At another meeting with the Chief Executive Secretary of the National Center for Disease Control (NCDC), Chikwe Ihekweazu, the committee noted that the outbreak may have been averted if relevant agencies had commenced campaigns to raise awareness on preventive measures when it first started in December 2016. Committee Chairman, Mao Ohuabunwa noted awareness remains low across the country.
“If this had been detected early, then we would have had rounds of vaccinations and would not be having this epidemic,” he said.
On his part, Senate President, Bukola Saraki, has assured that the chamber will provide necessary support to the Ministry of Health, in the bid to contain and end the outbreak.
The death toll from the cerebrospinal meningitis disease currently ravaging Zamfara, Sokoto, Kebbi, Katsina and Niger states, according to Ihekweazu, has risen to 328, from 2, 524 cases. He said vaccination for the Type C strain of the disease would commence on Wednesday, following procurement of the vaccines from the World Health Organisation (WHO).
Briefing the committee on efforts made to contain the spread of the disease, Ihekweazu said the Type C strain of the disease is new to West Africa, hence the seeming unpreparedness to tackle it.
Ihekweazu said the vaccine was only procured two weeks ago as the criteria for application is that the country must be experiencing an outbreak.
Meanwhile, Lagos State Government has alerted residents on the dangers of meningitis and has urged them to report any suspected case to the nearest public health facility.
Commissioner for Health, Lagos State, Dr. Jide Idris, explained that CSM is a dangerous and a life-threatening disease which affects thin layers of the tissue around the brain and spinal cord of an infected human person, caused by bacteria.

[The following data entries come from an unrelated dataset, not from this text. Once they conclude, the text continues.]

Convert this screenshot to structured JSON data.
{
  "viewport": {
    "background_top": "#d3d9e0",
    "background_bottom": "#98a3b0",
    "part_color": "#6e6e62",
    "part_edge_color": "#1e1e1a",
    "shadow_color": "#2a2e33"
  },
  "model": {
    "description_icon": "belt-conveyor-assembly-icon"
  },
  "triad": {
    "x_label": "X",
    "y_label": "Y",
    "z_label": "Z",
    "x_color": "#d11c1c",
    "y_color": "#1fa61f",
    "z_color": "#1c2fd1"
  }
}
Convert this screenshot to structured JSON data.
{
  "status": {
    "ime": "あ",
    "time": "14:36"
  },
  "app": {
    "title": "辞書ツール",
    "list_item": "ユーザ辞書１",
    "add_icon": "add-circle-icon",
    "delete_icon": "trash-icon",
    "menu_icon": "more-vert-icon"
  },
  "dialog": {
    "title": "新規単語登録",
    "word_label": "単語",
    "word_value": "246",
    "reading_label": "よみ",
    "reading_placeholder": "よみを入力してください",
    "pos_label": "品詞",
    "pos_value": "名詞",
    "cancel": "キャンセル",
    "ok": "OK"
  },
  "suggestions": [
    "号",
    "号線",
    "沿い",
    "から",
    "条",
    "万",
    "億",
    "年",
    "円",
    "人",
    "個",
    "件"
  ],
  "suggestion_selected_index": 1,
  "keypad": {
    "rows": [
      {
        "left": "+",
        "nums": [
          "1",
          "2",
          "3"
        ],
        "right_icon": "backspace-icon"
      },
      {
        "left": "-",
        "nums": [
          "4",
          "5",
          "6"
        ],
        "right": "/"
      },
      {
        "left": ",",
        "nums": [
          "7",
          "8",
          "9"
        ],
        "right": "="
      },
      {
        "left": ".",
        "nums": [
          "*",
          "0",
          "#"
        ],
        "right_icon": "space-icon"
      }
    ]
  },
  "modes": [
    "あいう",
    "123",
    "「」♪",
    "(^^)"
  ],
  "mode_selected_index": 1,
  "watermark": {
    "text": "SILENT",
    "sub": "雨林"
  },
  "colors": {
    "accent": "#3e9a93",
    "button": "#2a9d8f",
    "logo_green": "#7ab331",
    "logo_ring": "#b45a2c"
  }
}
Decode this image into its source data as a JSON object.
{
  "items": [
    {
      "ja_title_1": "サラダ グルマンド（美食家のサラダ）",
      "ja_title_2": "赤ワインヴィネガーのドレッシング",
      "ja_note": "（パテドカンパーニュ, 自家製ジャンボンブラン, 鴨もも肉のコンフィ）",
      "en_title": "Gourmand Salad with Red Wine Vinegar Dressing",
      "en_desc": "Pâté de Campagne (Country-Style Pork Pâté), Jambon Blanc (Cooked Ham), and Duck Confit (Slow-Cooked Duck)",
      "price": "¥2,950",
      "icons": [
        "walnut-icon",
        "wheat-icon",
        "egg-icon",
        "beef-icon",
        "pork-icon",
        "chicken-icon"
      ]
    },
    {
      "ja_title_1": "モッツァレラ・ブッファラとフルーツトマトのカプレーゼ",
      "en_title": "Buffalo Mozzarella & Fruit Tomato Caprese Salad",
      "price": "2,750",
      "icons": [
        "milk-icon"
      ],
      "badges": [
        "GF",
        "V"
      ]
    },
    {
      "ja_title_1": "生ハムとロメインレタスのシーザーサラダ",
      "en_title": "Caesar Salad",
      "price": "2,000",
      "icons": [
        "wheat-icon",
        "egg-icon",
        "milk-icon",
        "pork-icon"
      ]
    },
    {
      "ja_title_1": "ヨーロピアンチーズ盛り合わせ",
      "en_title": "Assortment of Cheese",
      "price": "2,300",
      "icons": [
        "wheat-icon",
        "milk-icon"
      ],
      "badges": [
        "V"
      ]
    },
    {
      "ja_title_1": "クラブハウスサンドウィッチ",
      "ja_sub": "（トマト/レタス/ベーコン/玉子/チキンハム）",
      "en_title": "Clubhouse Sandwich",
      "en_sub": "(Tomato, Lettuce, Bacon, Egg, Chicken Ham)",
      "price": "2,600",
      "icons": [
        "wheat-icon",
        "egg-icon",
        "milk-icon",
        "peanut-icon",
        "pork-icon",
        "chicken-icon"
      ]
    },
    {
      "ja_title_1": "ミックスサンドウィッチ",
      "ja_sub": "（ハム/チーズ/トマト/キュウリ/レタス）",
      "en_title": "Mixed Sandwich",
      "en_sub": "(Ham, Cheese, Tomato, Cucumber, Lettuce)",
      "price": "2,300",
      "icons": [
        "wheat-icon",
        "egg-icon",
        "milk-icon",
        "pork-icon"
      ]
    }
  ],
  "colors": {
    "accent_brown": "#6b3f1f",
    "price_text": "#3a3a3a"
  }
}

He added that cerebrospinal meningitis is an epidemic-prone disease which spreads from person to person, through contact, with discharges or droplets from the nose and throat of an infected person.
It can also be transmitted through kissing, sneezing and coughing, especially amongst people living in close quarters, hotels, refugee camp, barracks, public transportation and areas with poor ventilation or overcrowded places.
The commissioner added that no CSM case has been recorded in Lagos, contrary to reports.
Idris explained that the disease usually presents with high body temperature, pain and stiffness of the neck, headache, vomiting, fear of light, restlessness and confusion and stressed that death may occur if not promptly and properly managed.
He emphasised the need for the observance of high standards of personal and environmental hygiene as a preventive measure against the disease. The commissioner also noted that such measures should include washing of hands with soap and water frequently; avoiding direct contact with the discharges from an infected person and covering of the mouth and nose when coughing and sneezing.
“It is strongly advised for people to avoid overcrowding in living quarters, provide cross ventilation in sleeping and work-rooms and other places where many people come together and get vaccinated with the CSM vaccine when you are travelling to areas where meningitis outbreaks have been reported”, he added.
Idris noted that health workers in Lagos, especially health workers in hospitals, the state Epidemiology team and the Disease Surveillance and Notification Officers (DSNOs) in all the 57 Local Governments and Local Council Development Areas have been placed on high alert and “therefore, the disease surveillance and monitoring activities have since been intensified.”